▶ [Exercise description] Extract the records in full, leaving every picture out.

Web page and app entries
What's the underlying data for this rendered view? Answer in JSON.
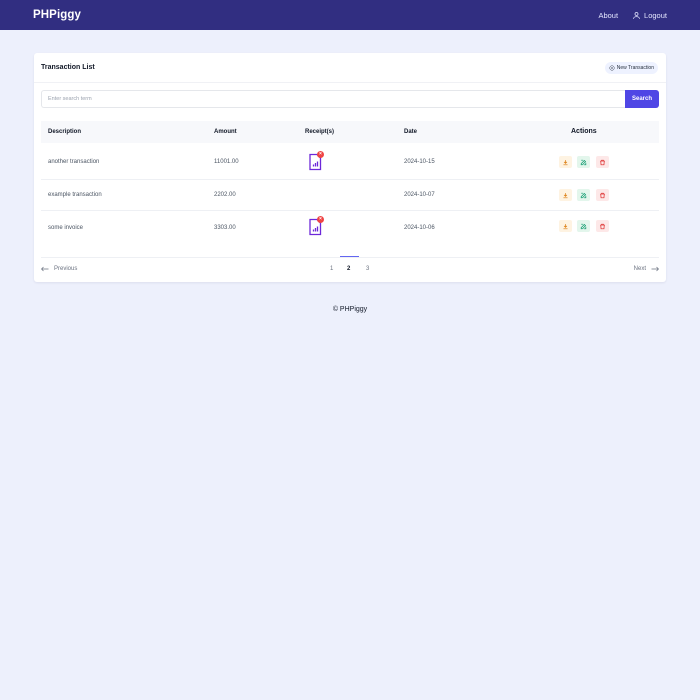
{
  "header": {
    "brand": "PHPiggy",
    "nav": {
      "about": "About",
      "logout": "Logout"
    },
    "color": "#312e81"
  },
  "card": {
    "title": "Transaction List",
    "new_button": "New Transaction"
  },
  "search": {
    "placeholder": "Enter search term",
    "button": "Search"
  },
  "table": {
    "headers": {
      "description": "Description",
      "amount": "Amount",
      "receipts": "Receipt(s)",
      "date": "Date",
      "actions": "Actions"
    },
    "rows": [
      {
        "description": "another transaction",
        "amount": "11001.00",
        "has_receipt": true,
        "date": "2024-10-15"
      },
      {
        "description": "example transaction",
        "amount": "2202.00",
        "has_receipt": false,
        "date": "2024-10-07"
      },
      {
        "description": "some invoice",
        "amount": "3303.00",
        "has_receipt": true,
        "date": "2024-10-06"
      }
    ]
  },
  "pagination": {
    "previous": "Previous",
    "next": "Next",
    "pages": [
      "1",
      "2",
      "3"
    ],
    "current": "2"
  },
  "footer": {
    "text": "© PHPiggy"
  },
  "colors": {
    "accent": "#4f46e5",
    "background": "#edf0fc",
    "danger": "#ef4444"
  },
  "icons": {
    "logout": "user-icon",
    "new_transaction": "plus-circle-icon",
    "receipt": "document-chart-icon",
    "receipt_delete": "close-badge-icon",
    "download": "download-icon",
    "edit": "edit-icon",
    "delete": "trash-icon",
    "prev": "arrow-left-icon",
    "next": "arrow-right-icon"
  }
}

▶ [Written response]
What's the underlying data for this rendered view? Answer in JSON.
{
  "header": {
    "brand": "PHPiggy",
    "nav": {
      "about": "About",
      "logout": "Logout"
    },
    "color": "#312e81"
  },
  "card": {
    "title": "Transaction List",
    "new_button": "New Transaction"
  },
  "search": {
    "placeholder": "Enter search term",
    "button": "Search"
  },
  "table": {
    "headers": {
      "description": "Description",
      "amount": "Amount",
      "receipts": "Receipt(s)",
      "date": "Date",
      "actions": "Actions"
    },
    "rows": [
      {
        "description": "another transaction",
        "amount": "11001.00",
        "has_receipt": true,
        "date": "2024-10-15"
      },
      {
        "description": "example transaction",
        "amount": "2202.00",
        "has_receipt": false,
        "date": "2024-10-07"
      },
      {
        "description": "some invoice",
        "amount": "3303.00",
        "has_receipt": true,
        "date": "2024-10-06"
      }
    ]
  },
  "pagination": {
    "previous": "Previous",
    "next": "Next",
    "pages": [
      "1",
      "2",
      "3"
    ],
    "current": "2"
  },
  "footer": {
    "text": "© PHPiggy"
  },
  "colors": {
    "accent": "#4f46e5",
    "background": "#edf0fc",
    "danger": "#ef4444"
  },
  "icons": {
    "logout": "user-icon",
    "new_transaction": "plus-circle-icon",
    "receipt": "document-chart-icon",
    "receipt_delete": "close-badge-icon",
    "download": "download-icon",
    "edit": "edit-icon",
    "delete": "trash-icon",
    "prev": "arrow-left-icon",
    "next": "arrow-right-icon"
  }
}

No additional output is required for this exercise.